**TASK ITEM**: What is the number of lines in the data that hold the string "Entrada"? Reply with that number only.

################

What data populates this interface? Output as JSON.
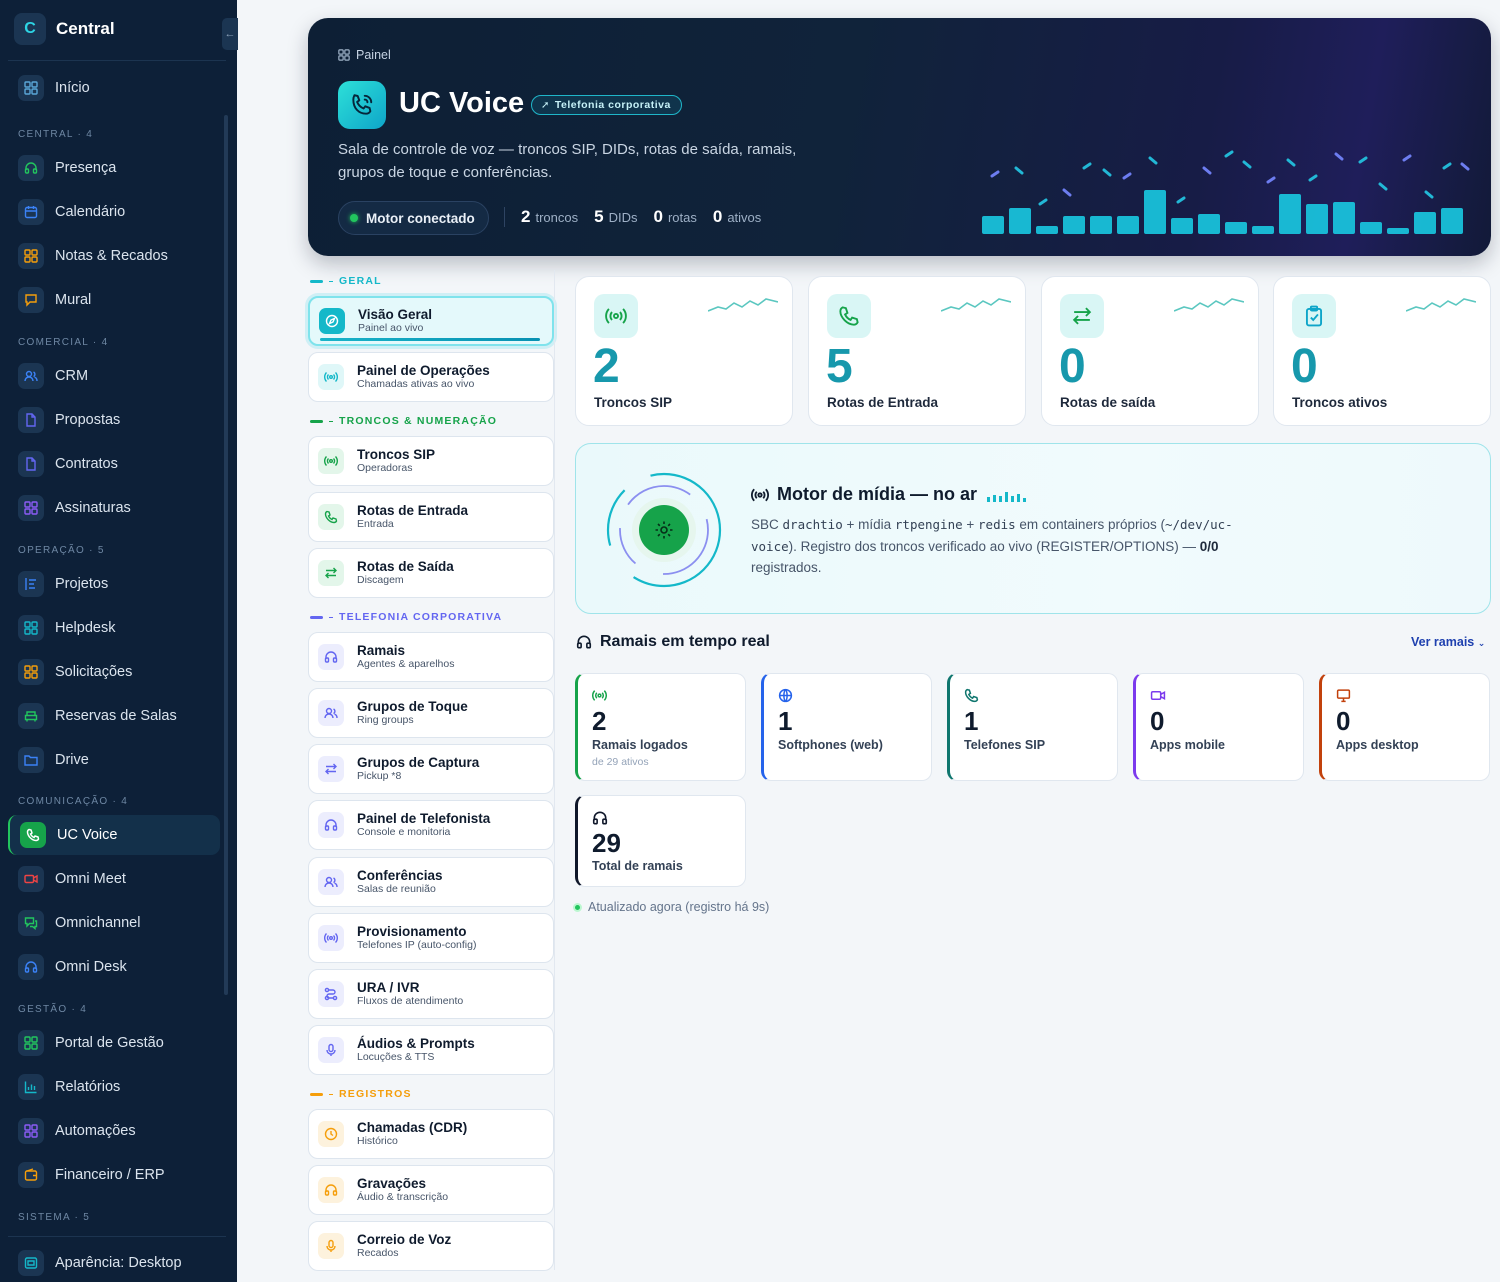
{
  "sidebar": {
    "brand": "Central",
    "items": [
      {
        "label": "Início",
        "icon": "grid-icon"
      },
      {
        "label": "Presença",
        "icon": "headset-icon"
      },
      {
        "label": "Calendário",
        "icon": "calendar-icon"
      },
      {
        "label": "Notas & Recados",
        "icon": "grid-icon"
      },
      {
        "label": "Mural",
        "icon": "message-icon"
      },
      {
        "label": "CRM",
        "icon": "users-icon"
      },
      {
        "label": "Propostas",
        "icon": "file-icon"
      },
      {
        "label": "Contratos",
        "icon": "file-icon"
      },
      {
        "label": "Assinaturas",
        "icon": "grid-icon"
      },
      {
        "label": "Projetos",
        "icon": "list-icon"
      },
      {
        "label": "Helpdesk",
        "icon": "grid-icon"
      },
      {
        "label": "Solicitações",
        "icon": "grid-icon"
      },
      {
        "label": "Reservas de Salas",
        "icon": "sofa-icon"
      },
      {
        "label": "Drive",
        "icon": "folder-icon"
      },
      {
        "label": "UC Voice",
        "icon": "phone-icon"
      },
      {
        "label": "Omni Meet",
        "icon": "video-icon"
      },
      {
        "label": "Omnichannel",
        "icon": "chat-icon"
      },
      {
        "label": "Omni Desk",
        "icon": "headset-icon"
      },
      {
        "label": "Portal de Gestão",
        "icon": "grid-icon"
      },
      {
        "label": "Relatórios",
        "icon": "chart-icon"
      },
      {
        "label": "Automações",
        "icon": "grid-icon"
      },
      {
        "label": "Financeiro / ERP",
        "icon": "wallet-icon"
      },
      {
        "label": "Aparência: Desktop",
        "icon": "monitor-icon"
      }
    ],
    "groups": [
      {
        "label": "CENTRAL · 4"
      },
      {
        "label": "COMERCIAL · 4"
      },
      {
        "label": "OPERAÇÃO · 5"
      },
      {
        "label": "COMUNICAÇÃO · 4"
      },
      {
        "label": "GESTÃO · 4"
      },
      {
        "label": "SISTEMA · 5"
      }
    ]
  },
  "hero": {
    "breadcrumb": "Painel",
    "title": "UC Voice",
    "tag": "Telefonia corporativa",
    "description": "Sala de controle de voz — troncos SIP, DIDs, rotas de saída, ramais, grupos de toque e conferências.",
    "status": "Motor conectado",
    "stats": [
      {
        "value": "2",
        "label": "troncos"
      },
      {
        "value": "5",
        "label": "DIDs"
      },
      {
        "value": "0",
        "label": "rotas"
      },
      {
        "value": "0",
        "label": "ativos"
      }
    ]
  },
  "subnav": {
    "groups": [
      {
        "label": "GERAL",
        "color": "#14b8c9"
      },
      {
        "label": "TRONCOS & NUMERAÇÃO",
        "color": "#16a34a"
      },
      {
        "label": "TELEFONIA CORPORATIVA",
        "color": "#6366f1"
      },
      {
        "label": "REGISTROS",
        "color": "#f59e0b"
      }
    ],
    "items": [
      {
        "title": "Visão Geral",
        "subtitle": "Painel ao vivo"
      },
      {
        "title": "Painel de Operações",
        "subtitle": "Chamadas ativas ao vivo"
      },
      {
        "title": "Troncos SIP",
        "subtitle": "Operadoras"
      },
      {
        "title": "Rotas de Entrada",
        "subtitle": "Entrada"
      },
      {
        "title": "Rotas de Saída",
        "subtitle": "Discagem"
      },
      {
        "title": "Ramais",
        "subtitle": "Agentes & aparelhos"
      },
      {
        "title": "Grupos de Toque",
        "subtitle": "Ring groups"
      },
      {
        "title": "Grupos de Captura",
        "subtitle": "Pickup *8"
      },
      {
        "title": "Painel de Telefonista",
        "subtitle": "Console e monitoria"
      },
      {
        "title": "Conferências",
        "subtitle": "Salas de reunião"
      },
      {
        "title": "Provisionamento",
        "subtitle": "Telefones IP (auto-config)"
      },
      {
        "title": "URA / IVR",
        "subtitle": "Fluxos de atendimento"
      },
      {
        "title": "Áudios & Prompts",
        "subtitle": "Locuções & TTS"
      },
      {
        "title": "Chamadas (CDR)",
        "subtitle": "Histórico"
      },
      {
        "title": "Gravações",
        "subtitle": "Áudio & transcrição"
      },
      {
        "title": "Correio de Voz",
        "subtitle": "Recados"
      }
    ]
  },
  "kpis": [
    {
      "value": "2",
      "label": "Troncos SIP",
      "icon": "broadcast-icon"
    },
    {
      "value": "5",
      "label": "Rotas de Entrada",
      "icon": "phone-icon"
    },
    {
      "value": "0",
      "label": "Rotas de saída",
      "icon": "arrows-icon"
    },
    {
      "value": "0",
      "label": "Troncos ativos",
      "icon": "clipboard-icon"
    }
  ],
  "motor": {
    "title": "Motor de mídia — no ar",
    "desc_1": "SBC ",
    "code_1": "drachtio",
    "desc_2": " + mídia ",
    "code_2": "rtpengine",
    "desc_3": " + ",
    "code_3": "redis",
    "desc_4": " em containers próprios (",
    "code_4": "~/dev/uc-voice",
    "desc_5": "). Registro dos troncos verificado ao vivo (REGISTER/OPTIONS) — ",
    "strong": "0/0",
    "desc_6": " registrados."
  },
  "realtime": {
    "title": "Ramais em tempo real",
    "link": "Ver ramais",
    "cards": [
      {
        "value": "2",
        "label": "Ramais logados",
        "sub": "de 29 ativos",
        "icon": "broadcast-icon",
        "color": "#16a34a"
      },
      {
        "value": "1",
        "label": "Softphones (web)",
        "icon": "globe-icon",
        "color": "#2563eb"
      },
      {
        "value": "1",
        "label": "Telefones SIP",
        "icon": "phone-icon",
        "color": "#0f766e"
      },
      {
        "value": "0",
        "label": "Apps mobile",
        "icon": "video-icon",
        "color": "#7c3aed"
      },
      {
        "value": "0",
        "label": "Apps desktop",
        "icon": "monitor-icon",
        "color": "#c2410c"
      },
      {
        "value": "29",
        "label": "Total de ramais",
        "icon": "headset-icon",
        "color": "#0f172a"
      }
    ],
    "updated": "Atualizado agora (registro há 9s)"
  },
  "colors": {
    "accent": "#14b8c9",
    "sidebar_bg": "#0d2038",
    "success": "#22c55e"
  }
}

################

**RESPONSE BELOW**: 3